(Beginning of Input)

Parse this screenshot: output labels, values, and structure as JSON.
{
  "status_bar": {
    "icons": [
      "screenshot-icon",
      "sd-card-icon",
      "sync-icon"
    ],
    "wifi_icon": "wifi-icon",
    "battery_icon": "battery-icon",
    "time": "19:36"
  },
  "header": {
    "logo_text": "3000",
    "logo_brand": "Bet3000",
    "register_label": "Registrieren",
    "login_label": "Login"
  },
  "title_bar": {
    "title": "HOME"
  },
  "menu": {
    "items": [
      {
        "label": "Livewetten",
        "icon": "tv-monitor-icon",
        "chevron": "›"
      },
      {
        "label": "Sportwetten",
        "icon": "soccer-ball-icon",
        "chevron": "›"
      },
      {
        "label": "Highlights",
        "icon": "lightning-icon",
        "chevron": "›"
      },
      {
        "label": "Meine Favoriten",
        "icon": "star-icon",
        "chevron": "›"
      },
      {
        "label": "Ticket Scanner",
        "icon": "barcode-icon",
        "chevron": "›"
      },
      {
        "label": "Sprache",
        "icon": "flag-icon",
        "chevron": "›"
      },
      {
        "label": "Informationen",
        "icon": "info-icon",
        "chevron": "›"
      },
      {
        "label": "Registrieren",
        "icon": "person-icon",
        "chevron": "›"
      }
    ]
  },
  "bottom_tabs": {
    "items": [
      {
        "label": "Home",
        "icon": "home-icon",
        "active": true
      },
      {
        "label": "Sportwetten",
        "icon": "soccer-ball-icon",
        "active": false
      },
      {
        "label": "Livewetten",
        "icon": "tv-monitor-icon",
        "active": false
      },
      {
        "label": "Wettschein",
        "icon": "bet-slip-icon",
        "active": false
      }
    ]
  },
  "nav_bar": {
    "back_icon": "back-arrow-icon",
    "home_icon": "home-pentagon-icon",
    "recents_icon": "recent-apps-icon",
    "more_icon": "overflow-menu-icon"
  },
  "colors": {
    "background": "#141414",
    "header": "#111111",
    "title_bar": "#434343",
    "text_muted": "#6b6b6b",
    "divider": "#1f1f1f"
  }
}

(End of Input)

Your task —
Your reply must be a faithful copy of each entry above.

Completed task —
Parse this screenshot: output labels, values, and structure as JSON.
{
  "status_bar": {
    "icons": [
      "screenshot-icon",
      "sd-card-icon",
      "sync-icon"
    ],
    "wifi_icon": "wifi-icon",
    "battery_icon": "battery-icon",
    "time": "19:36"
  },
  "header": {
    "logo_text": "3000",
    "logo_brand": "Bet3000",
    "register_label": "Registrieren",
    "login_label": "Login"
  },
  "title_bar": {
    "title": "HOME"
  },
  "menu": {
    "items": [
      {
        "label": "Livewetten",
        "icon": "tv-monitor-icon",
        "chevron": "›"
      },
      {
        "label": "Sportwetten",
        "icon": "soccer-ball-icon",
        "chevron": "›"
      },
      {
        "label": "Highlights",
        "icon": "lightning-icon",
        "chevron": "›"
      },
      {
        "label": "Meine Favoriten",
        "icon": "star-icon",
        "chevron": "›"
      },
      {
        "label": "Ticket Scanner",
        "icon": "barcode-icon",
        "chevron": "›"
      },
      {
        "label": "Sprache",
        "icon": "flag-icon",
        "chevron": "›"
      },
      {
        "label": "Informationen",
        "icon": "info-icon",
        "chevron": "›"
      },
      {
        "label": "Registrieren",
        "icon": "person-icon",
        "chevron": "›"
      }
    ]
  },
  "bottom_tabs": {
    "items": [
      {
        "label": "Home",
        "icon": "home-icon",
        "active": true
      },
      {
        "label": "Sportwetten",
        "icon": "soccer-ball-icon",
        "active": false
      },
      {
        "label": "Livewetten",
        "icon": "tv-monitor-icon",
        "active": false
      },
      {
        "label": "Wettschein",
        "icon": "bet-slip-icon",
        "active": false
      }
    ]
  },
  "nav_bar": {
    "back_icon": "back-arrow-icon",
    "home_icon": "home-pentagon-icon",
    "recents_icon": "recent-apps-icon",
    "more_icon": "overflow-menu-icon"
  },
  "colors": {
    "background": "#141414",
    "header": "#111111",
    "title_bar": "#434343",
    "text_muted": "#6b6b6b",
    "divider": "#1f1f1f"
  }
}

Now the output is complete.